Apr 1st 2022
EXTRACTS: "Policymakers expected that the country would be able to secure its energy supply entirely from renewable sources, so they resolved to phase out coal and nuclear energy simultaneously. The last three of Germany’s 17 nuclear power plants are set to be shut down this year." ---- ".... the share of wind and solar power in Germany’s total final energy consumption, which includes heating, industrial processing, and traffic, was a meager 6.7%. And while wind and solar generated 29% of the country’s electricity output, electricity itself accounted for only about a fifth of its final energy consumption." ----- "If Germany suddenly halted Russian gas imports, gas-based residential heating systems – on which half the German population, approximately 40 million people, rely – and industrial processes that rely heavily on gas imports would break down....."
Apr 1st 2022
EXTRACT: "For Putin, the past that matters most is the one the dissident author and Nobel laureate Aleksandr Solzhenitsyn exalted: the time when the Slavic peoples were united within the Orthodox Christian kingdom of Kievan Rus’. Kyiv formed its heart, making Ukraine central to Putin’s pan-Slavic vision. ---- But, for Putin, the Ukraine war is about preserving Russia, not just expanding it. As Russian Foreign Minister Sergei Lavrov recently made clear, Russia’s leaders believe that their country is locked in a “life-and-death battle to exist on the world’s geopolitical map.” That worldview reflects Putin’s longstanding obsession with works of other Russian emigrant philosophers, such as Ivan Ilyin and Nikolai Berdyaev, who described a struggle for the Eurasian (Russian) soul against the Atlanticists (the West) who would destroy it. ---- Yet Putin and his neo-Eurasianists seem to believe that the key to victory is to create the kind of regime those anti-Bolshevik philosophers most detested: one run by the security forces.
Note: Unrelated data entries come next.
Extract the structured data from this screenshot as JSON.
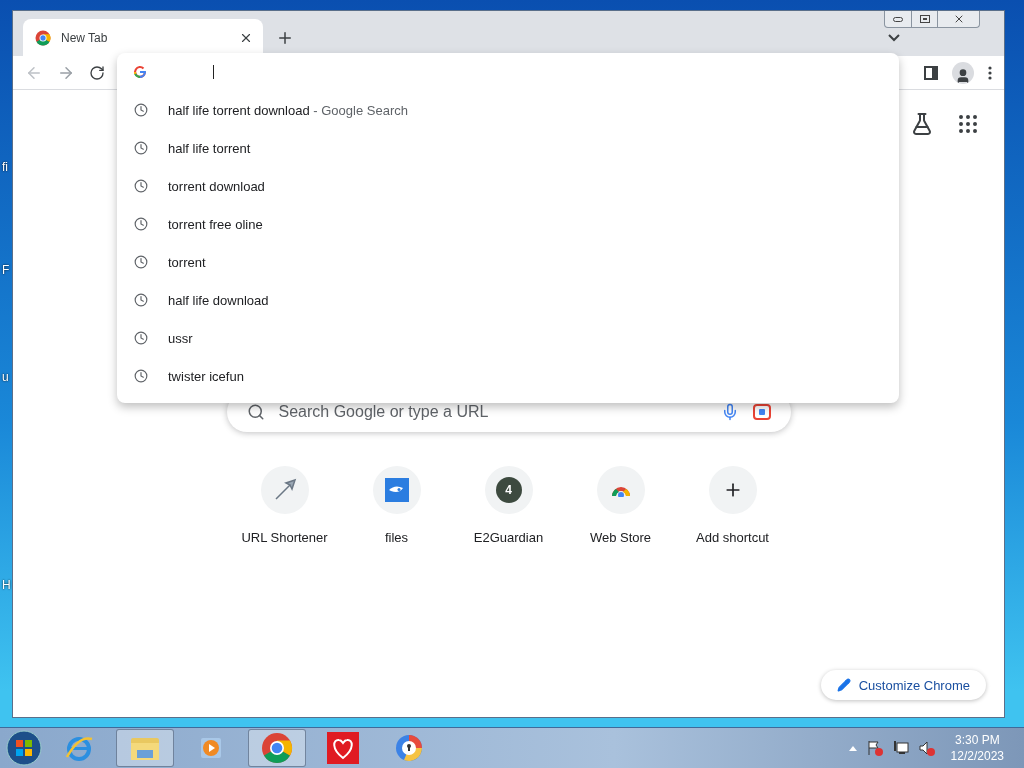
{
  "desktop": {
    "icon_labels": [
      "fi",
      "F",
      "u",
      "H"
    ]
  },
  "browser": {
    "tabs": [
      {
        "title": "New Tab",
        "selected": true
      }
    ],
    "omnibox": {
      "suggestions": [
        {
          "text": "half life torrent download",
          "detail": "- Google Search"
        },
        {
          "text": "half life torrent"
        },
        {
          "text": "torrent download"
        },
        {
          "text": "torrent free oline"
        },
        {
          "text": "torrent"
        },
        {
          "text": "half life download"
        },
        {
          "text": "ussr"
        },
        {
          "text": "twister icefun"
        }
      ]
    },
    "new_tab_page": {
      "search": {
        "placeholder": "Search Google or type a URL"
      },
      "shortcuts": [
        {
          "label": "URL Shortener",
          "kind": "arrow"
        },
        {
          "label": "files",
          "kind": "files"
        },
        {
          "label": "E2Guardian",
          "kind": "badge",
          "badge": "4"
        },
        {
          "label": "Web Store",
          "kind": "store"
        },
        {
          "label": "Add shortcut",
          "kind": "add"
        }
      ],
      "customize_button": "Customize Chrome"
    }
  },
  "taskbar": {
    "apps": [
      {
        "kind": "ie",
        "selected": false
      },
      {
        "kind": "folder",
        "selected": true
      },
      {
        "kind": "media",
        "selected": false
      },
      {
        "kind": "chrome",
        "selected": true
      },
      {
        "kind": "heart",
        "selected": false
      },
      {
        "kind": "shield",
        "selected": false
      }
    ],
    "clock": {
      "time": "3:30 PM",
      "date": "12/2/2023"
    }
  }
}
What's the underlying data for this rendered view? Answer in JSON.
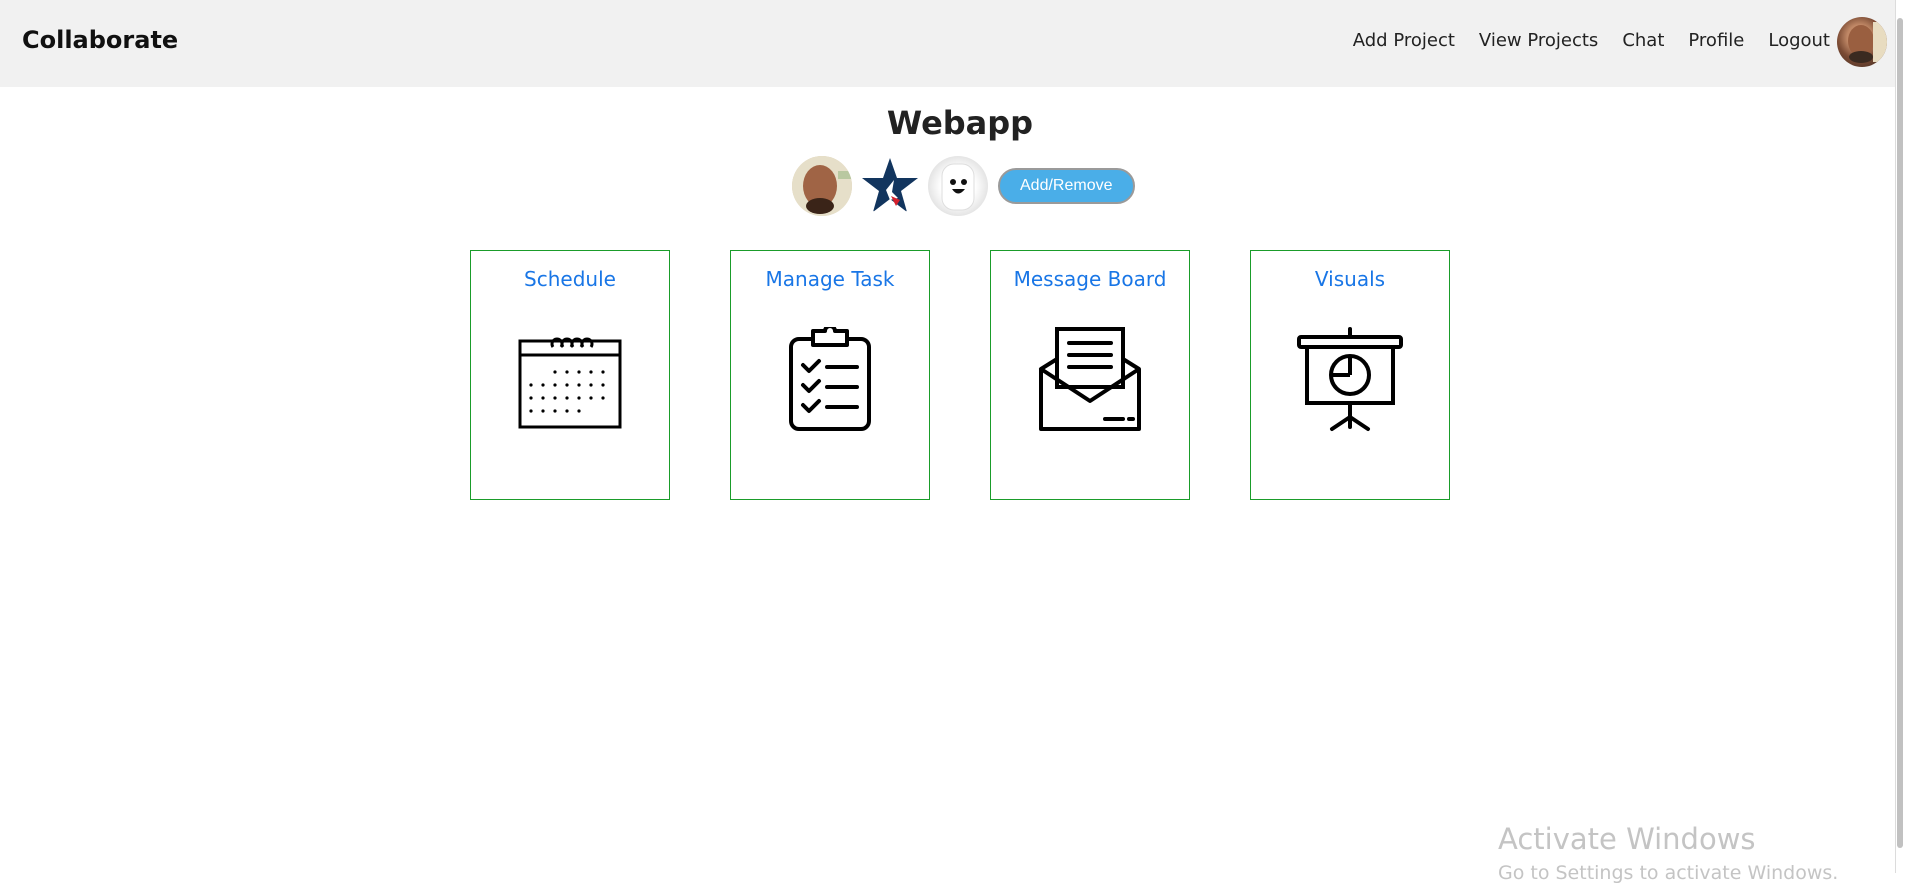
{
  "navbar": {
    "brand": "Collaborate",
    "links": [
      "Add Project",
      "View Projects",
      "Chat",
      "Profile",
      "Logout"
    ]
  },
  "project": {
    "title": "Webapp",
    "add_remove_label": "Add/Remove"
  },
  "cards": [
    {
      "title": "Schedule",
      "icon": "calendar-icon"
    },
    {
      "title": "Manage Task",
      "icon": "clipboard-checklist-icon"
    },
    {
      "title": "Message Board",
      "icon": "open-envelope-icon"
    },
    {
      "title": "Visuals",
      "icon": "presentation-board-icon"
    }
  ],
  "watermark": {
    "line1": "Activate Windows",
    "line2": "Go to Settings to activate Windows."
  },
  "colors": {
    "navbar_bg": "#f1f1f1",
    "card_border": "#1a9c2a",
    "card_title": "#1976e6",
    "button_bg": "#4aaee8"
  }
}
A police state would fulfill the vision of another of Putin’s heroes: the KGB chief turned Soviet General Secretary Yuri Andropov."